▶ **Task brief**:
Retype the records below so that each one matches exactly.

Web page and app entries:
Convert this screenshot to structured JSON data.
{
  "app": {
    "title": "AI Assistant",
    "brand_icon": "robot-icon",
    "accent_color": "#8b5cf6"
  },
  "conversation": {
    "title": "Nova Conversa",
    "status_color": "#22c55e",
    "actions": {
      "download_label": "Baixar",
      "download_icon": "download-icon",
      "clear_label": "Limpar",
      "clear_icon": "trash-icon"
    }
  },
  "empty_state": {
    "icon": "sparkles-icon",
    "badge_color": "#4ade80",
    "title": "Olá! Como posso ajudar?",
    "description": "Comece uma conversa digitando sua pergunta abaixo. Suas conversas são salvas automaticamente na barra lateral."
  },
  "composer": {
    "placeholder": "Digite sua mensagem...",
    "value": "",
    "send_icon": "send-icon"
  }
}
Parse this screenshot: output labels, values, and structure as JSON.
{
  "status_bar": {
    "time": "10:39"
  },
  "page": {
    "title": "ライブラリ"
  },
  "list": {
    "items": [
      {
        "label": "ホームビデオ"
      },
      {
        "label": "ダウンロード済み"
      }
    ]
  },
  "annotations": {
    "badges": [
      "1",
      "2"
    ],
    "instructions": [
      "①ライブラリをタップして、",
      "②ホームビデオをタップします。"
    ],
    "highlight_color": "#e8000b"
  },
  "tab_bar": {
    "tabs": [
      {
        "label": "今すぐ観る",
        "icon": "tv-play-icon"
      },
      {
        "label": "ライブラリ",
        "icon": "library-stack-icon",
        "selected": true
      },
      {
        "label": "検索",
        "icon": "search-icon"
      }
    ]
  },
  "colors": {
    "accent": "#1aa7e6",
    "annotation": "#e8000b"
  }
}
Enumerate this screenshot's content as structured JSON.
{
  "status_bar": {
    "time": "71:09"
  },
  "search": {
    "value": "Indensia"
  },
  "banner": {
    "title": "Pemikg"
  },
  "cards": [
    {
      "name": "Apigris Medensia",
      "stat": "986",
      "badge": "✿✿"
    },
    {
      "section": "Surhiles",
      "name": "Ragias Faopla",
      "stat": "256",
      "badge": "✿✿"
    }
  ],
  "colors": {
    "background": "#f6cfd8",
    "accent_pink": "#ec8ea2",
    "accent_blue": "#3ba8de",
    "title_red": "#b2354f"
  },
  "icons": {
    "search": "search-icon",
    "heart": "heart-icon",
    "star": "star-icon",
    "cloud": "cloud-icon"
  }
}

▶ **Response box**:
Convert this screenshot to structured JSON data.
{
  "app": {
    "title": "AI Assistant",
    "brand_icon": "robot-icon",
    "accent_color": "#8b5cf6"
  },
  "conversation": {
    "title": "Nova Conversa",
    "status_color": "#22c55e",
    "actions": {
      "download_label": "Baixar",
      "download_icon": "download-icon",
      "clear_label": "Limpar",
      "clear_icon": "trash-icon"
    }
  },
  "empty_state": {
    "icon": "sparkles-icon",
    "badge_color": "#4ade80",
    "title": "Olá! Como posso ajudar?",
    "description": "Comece uma conversa digitando sua pergunta abaixo. Suas conversas são salvas automaticamente na barra lateral."
  },
  "composer": {
    "placeholder": "Digite sua mensagem...",
    "value": "",
    "send_icon": "send-icon"
  }
}
Parse this screenshot: output labels, values, and structure as JSON.
{
  "status_bar": {
    "time": "10:39"
  },
  "page": {
    "title": "ライブラリ"
  },
  "list": {
    "items": [
      {
        "label": "ホームビデオ"
      },
      {
        "label": "ダウンロード済み"
      }
    ]
  },
  "annotations": {
    "badges": [
      "1",
      "2"
    ],
    "instructions": [
      "①ライブラリをタップして、",
      "②ホームビデオをタップします。"
    ],
    "highlight_color": "#e8000b"
  },
  "tab_bar": {
    "tabs": [
      {
        "label": "今すぐ観る",
        "icon": "tv-play-icon"
      },
      {
        "label": "ライブラリ",
        "icon": "library-stack-icon",
        "selected": true
      },
      {
        "label": "検索",
        "icon": "search-icon"
      }
    ]
  },
  "colors": {
    "accent": "#1aa7e6",
    "annotation": "#e8000b"
  }
}
Enumerate this screenshot's content as structured JSON.
{
  "status_bar": {
    "time": "71:09"
  },
  "search": {
    "value": "Indensia"
  },
  "banner": {
    "title": "Pemikg"
  },
  "cards": [
    {
      "name": "Apigris Medensia",
      "stat": "986",
      "badge": "✿✿"
    },
    {
      "section": "Surhiles",
      "name": "Ragias Faopla",
      "stat": "256",
      "badge": "✿✿"
    }
  ],
  "colors": {
    "background": "#f6cfd8",
    "accent_pink": "#ec8ea2",
    "accent_blue": "#3ba8de",
    "title_red": "#b2354f"
  },
  "icons": {
    "search": "search-icon",
    "heart": "heart-icon",
    "star": "star-icon",
    "cloud": "cloud-icon"
  }
}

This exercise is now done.